So far, this has been the flight of my life and I have two friends and a bit of luck to thank for it. I was 180 miles away when my buddy Dmitry messaged me that I should text Jerome, who flies a small plane. The weather was iffy for flying but I texted Jerome and I immediately headed back to Anchorage with hopes for the best outcome. Halfway there I heard back from Jerome. His text said that the weather looked promising for flying but he was running late for a sunset fly. At the end, it all worked out and we were up in the air for over an hour. I had an unforgettable time and was able to capture a bunch of beautiful shots. It was very late and dark once we landed as we rushed to grab some dinner and I completely missed taking a portrait of my new friend. It won't happen next time around...

So far, this has been the flight of my life and I have two friends and a bit of luck to thank for it. I was 180 miles away when my buddy Dmitry messaged me that I should text Jerome, who flies a small plane. The weather was iffy for flying but I texted Jerome and I immediately headed back to Anchorage with hopes for the best outcome. Halfway there I heard back from Jerome. His text said that the weather looked promising for flying but he was running late for a sunset fly. At the end, it all worked out and we were up in the air for over an hour. I had an unforgettable time and was able to capture a bunch of beautiful shots. It was very late and dark once we landed as we rushed to grab some dinner and I completely missed taking a portrait of my new friend. It won't happen next time around...

Working with: ZAGG

I started my photographic journey with my iPhone and I ended up shooting with it for two years prior to getting a DSLR. I took a lot of chances and soon I realized that while the body of the phone could take a beating, the screen was quite sensitive. After a few screen replacements, I tried applying screen protectors but they didn't work out for me.

Fast forward to the present and I couldn't be happier with the quality of my new ZAGG 'InvisibleShield' screen protector. It's strong and durable, looks great and just as sensitive to the touch as the factory screen. I had to take it out for a spin to see what kind of trouble we could get into. 

I take my phone to places where I wouldn't take my camera.

I take my phone to places where I wouldn't take my camera.

Dropping my phone is no longer a concern.

Dropping my phone is no longer a concern.

Friday Evening in Malibu

You know it's a special day when you (after much planning) finally reconnect with a longtime friend, shoot a few portraits of her for business and for fun, while also grabbing some cool lifestyle images along the way.
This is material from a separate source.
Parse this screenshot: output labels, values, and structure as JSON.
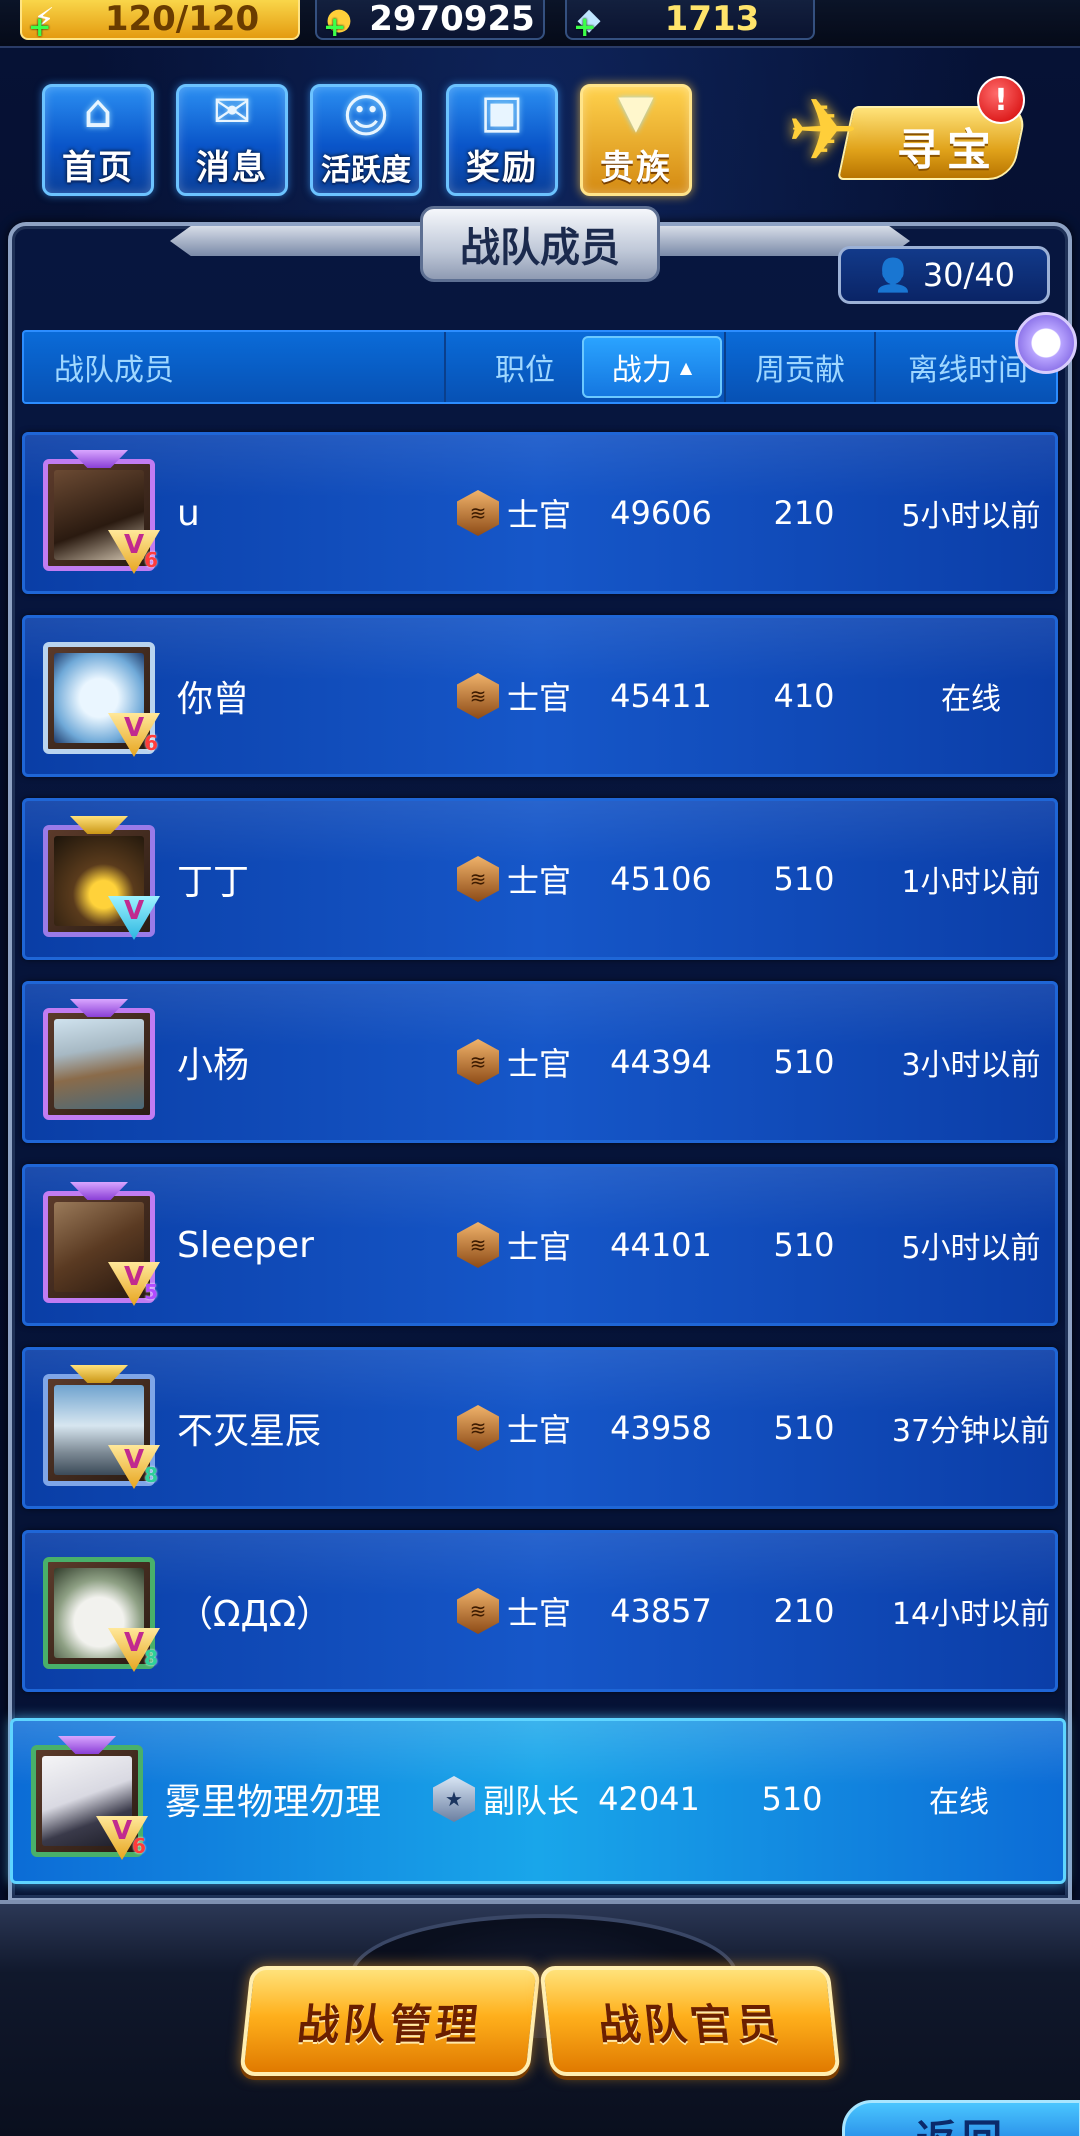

Here are some of the highlight from the shoot with Olgi.

Stylish bungalow 

Stylish bungalow 

Grumpy cat

Grumpy cat

Why I don't trust cats... Savages

Why I don't trust cats... Savages

Working with: Line 39

Line 39 wanted to see lifestyle photos of my favorite weekend getaway, while also featuring a bottle of their wine in fun and adventurous settings. To me, nothing competes with a spontaneous trip up North and you don't even have to wait until the weekend to make it happen.

In Frame: Alana

As my girls grow older, it happens less and less that they agree to be photographed. I'm glad that my younger one let me shoot a few frames on our way home from school. 

I can still make her smile though...

I can still make her smile though...

Looks like we're done. Haha!

Looks like we're done. Haha!